These macroeconomic forces only increase the importance of a project’s ability to utilize the energy tax credits in the Inflation Reduction Act (IRA). Ørsted’s commitment decision in Revolution Wind provides a prime example. Ørsted expects that Revolution Wind will qualify for the IRA’s “energy community” credit, which allows developers to deduct an extra 10% of its total investment (40% vs. 30%). The IRA’s energy community credit is available for projects that redevelop brownfields, including sites previously used for coal-fired power plants and extraction (coal mines). The credit also supports programs to help fossil-fuel-reliant communities experiencing above-average unemployment.
The Ocean 1 and 2 cancellations highlight the supply chain and logistical issues facing the wind industry. For those projects, Ørsted expressed concerns that it could not obtain access to the giant vessels necessary for construction. Revolution Wind, in contrast, expects to have access to those vessels. And alleviating the Jones Act’s restrictions on the use of foreign vessels could further help address these issues.
Broader supply chain costs and delays are also impacting the wind industry. In an April 2023 report, Energy Monitor estimated that wind turbine costs have risen 38% in two years due to rising commodity costs. Further, the average price of the wind industry’s seven most critical minerals has increased by 93% since January 2020.
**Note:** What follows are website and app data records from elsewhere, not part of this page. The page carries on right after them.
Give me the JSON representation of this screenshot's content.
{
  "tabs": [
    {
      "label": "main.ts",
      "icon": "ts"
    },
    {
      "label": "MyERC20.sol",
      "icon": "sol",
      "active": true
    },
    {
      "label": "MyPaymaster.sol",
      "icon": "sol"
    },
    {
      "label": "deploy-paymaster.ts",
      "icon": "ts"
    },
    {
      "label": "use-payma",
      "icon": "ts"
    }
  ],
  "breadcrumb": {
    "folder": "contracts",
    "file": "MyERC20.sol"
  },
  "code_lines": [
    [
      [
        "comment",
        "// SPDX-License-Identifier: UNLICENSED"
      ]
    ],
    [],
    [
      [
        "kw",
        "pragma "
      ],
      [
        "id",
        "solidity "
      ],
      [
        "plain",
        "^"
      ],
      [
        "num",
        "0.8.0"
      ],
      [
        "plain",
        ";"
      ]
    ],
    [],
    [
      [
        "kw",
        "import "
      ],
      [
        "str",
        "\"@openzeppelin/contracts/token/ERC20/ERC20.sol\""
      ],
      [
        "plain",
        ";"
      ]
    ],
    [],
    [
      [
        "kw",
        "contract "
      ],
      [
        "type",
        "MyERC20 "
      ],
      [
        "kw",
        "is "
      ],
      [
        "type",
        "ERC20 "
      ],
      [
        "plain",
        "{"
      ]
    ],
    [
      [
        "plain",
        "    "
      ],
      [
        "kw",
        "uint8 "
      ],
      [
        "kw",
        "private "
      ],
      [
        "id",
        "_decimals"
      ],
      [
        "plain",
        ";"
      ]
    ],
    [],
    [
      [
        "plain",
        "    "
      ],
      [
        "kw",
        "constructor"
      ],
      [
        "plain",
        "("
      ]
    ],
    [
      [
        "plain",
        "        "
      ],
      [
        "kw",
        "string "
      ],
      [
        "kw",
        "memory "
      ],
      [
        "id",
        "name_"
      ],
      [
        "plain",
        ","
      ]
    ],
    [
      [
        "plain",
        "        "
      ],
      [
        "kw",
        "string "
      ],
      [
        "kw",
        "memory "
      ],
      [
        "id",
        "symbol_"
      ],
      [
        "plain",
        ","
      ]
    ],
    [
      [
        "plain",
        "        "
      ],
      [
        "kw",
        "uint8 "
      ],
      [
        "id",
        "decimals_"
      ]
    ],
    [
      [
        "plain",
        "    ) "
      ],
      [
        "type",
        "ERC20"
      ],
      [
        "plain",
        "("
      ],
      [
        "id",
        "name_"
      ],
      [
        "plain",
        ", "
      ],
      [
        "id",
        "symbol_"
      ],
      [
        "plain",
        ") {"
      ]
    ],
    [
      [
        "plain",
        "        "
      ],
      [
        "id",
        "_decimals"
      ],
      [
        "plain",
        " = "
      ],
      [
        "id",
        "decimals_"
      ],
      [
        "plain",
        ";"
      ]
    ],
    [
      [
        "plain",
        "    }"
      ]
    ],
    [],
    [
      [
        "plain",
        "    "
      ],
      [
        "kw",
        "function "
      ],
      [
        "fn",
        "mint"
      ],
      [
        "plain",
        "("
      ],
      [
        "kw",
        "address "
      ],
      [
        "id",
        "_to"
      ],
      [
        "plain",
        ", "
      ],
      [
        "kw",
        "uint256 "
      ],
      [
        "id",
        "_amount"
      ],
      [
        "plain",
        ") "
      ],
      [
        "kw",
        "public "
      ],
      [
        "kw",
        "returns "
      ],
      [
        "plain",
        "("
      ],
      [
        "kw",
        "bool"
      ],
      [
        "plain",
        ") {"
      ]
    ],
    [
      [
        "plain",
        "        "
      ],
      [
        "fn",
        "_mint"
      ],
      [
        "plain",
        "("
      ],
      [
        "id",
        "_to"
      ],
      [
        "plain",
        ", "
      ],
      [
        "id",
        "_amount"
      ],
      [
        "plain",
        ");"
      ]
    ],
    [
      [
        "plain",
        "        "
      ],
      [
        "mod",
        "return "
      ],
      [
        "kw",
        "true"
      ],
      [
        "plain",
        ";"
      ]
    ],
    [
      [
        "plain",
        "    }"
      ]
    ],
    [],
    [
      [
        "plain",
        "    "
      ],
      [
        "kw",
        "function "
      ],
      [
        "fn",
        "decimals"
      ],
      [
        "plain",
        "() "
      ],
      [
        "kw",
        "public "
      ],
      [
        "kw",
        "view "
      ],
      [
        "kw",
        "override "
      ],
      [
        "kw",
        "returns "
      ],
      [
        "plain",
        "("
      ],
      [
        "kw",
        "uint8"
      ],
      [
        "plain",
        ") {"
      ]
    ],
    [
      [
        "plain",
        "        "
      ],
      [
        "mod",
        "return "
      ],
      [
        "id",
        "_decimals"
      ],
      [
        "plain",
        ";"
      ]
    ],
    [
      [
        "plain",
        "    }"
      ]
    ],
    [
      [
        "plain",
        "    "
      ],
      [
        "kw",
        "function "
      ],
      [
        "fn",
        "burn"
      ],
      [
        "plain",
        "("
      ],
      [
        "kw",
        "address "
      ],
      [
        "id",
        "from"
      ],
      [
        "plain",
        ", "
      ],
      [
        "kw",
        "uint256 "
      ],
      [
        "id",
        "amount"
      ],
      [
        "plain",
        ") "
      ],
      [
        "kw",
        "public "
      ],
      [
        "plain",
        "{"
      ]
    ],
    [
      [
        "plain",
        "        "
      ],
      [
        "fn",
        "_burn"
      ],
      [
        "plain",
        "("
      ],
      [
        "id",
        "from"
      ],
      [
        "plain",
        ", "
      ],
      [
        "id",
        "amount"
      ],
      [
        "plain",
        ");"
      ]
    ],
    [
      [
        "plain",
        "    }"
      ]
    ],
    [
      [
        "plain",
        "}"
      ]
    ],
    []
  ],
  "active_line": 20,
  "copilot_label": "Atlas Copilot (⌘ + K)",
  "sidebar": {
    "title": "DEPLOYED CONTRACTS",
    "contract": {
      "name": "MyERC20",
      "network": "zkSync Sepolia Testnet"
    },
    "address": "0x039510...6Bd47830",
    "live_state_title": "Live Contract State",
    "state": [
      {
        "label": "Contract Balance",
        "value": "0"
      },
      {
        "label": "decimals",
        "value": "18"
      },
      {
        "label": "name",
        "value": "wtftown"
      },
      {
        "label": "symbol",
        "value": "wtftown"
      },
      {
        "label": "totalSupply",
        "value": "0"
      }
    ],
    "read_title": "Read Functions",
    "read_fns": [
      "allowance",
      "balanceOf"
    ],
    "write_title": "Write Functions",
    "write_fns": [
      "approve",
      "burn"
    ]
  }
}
Ocean Wind 1 also faced legal challenges. In July, the group Protect Our Coast NJ, along with individual property owners, filed suit against the project in New Jersey state court. And just weeks before the cancellation, Cape May County, N.J., and a coalition of tourism and fishing groups filed a lawsuit in federal court challenging the federal Bureau of Ocean Energy Management’s (BOEM) approval and environmental analysis of the project.
Biden Administration Remains All-In
While litigation, or the threat of it, may slow impacted projects, the Biden administration has demonstrated its commitment to moving projects forward through the environmental review and permitting process. As noted earlier, the administration on Oct. 31 authorized the construction of the Coastal Virginia Offshore Wind project, BOEM’s fifth and largest offshore wind project approval.
BOEM expects to complete the environmental review of 16 offshore wind projects by 2025. These efforts reaffirm the administration’s commitment to the president’s goal of deploying 30 GW of offshore wind energy by 2030.
However, offshore wind developments on the West Coast have also begun to face challenges. In December 2022, the administration conducted a wind energy auction for five leases off the California coast. Winning bids for the five leases totaled more than $750 million, aligning with projects that could produce more than 4.6 GW of energy.
But the proposed projects off California’s Central Coast are facing pushback from indigenous tribal leaders who oppose plans to lay cables across the Chumash Heritage National Marine Sanctuary to reach transmission lines at the Diablo Canyon nuclear power plant. The use of existing transmission lines plays a major role in the projects’ viability, given that transmission capacity and availability have long plagued wind energy developers. Funding and siting issues continue to delay the construction of new transmission lines across the country.
While Oct. 31 demonstrated the impact of macroeconomic factors on previously negotiated projects, it also demonstrates the powerful role that the IRA’s tax credits and the federal government can play in nurturing the wind industry. Finding ways to overcome the macroeconomic and supply chain challenges facing the wind industry remains vital to states meeting their climate goals and supporting other new technologies like green hydrogen that need access to reliable renewable energy.
—John M. Ugai is an environmental law attorney at Farella Braun + Martel LLP in San Francisco, where he is a member of the firm’s Energy + Infrastructure Industry Group. He can be reached at [email protected] or via the firm’s website at https://www.fbm.com.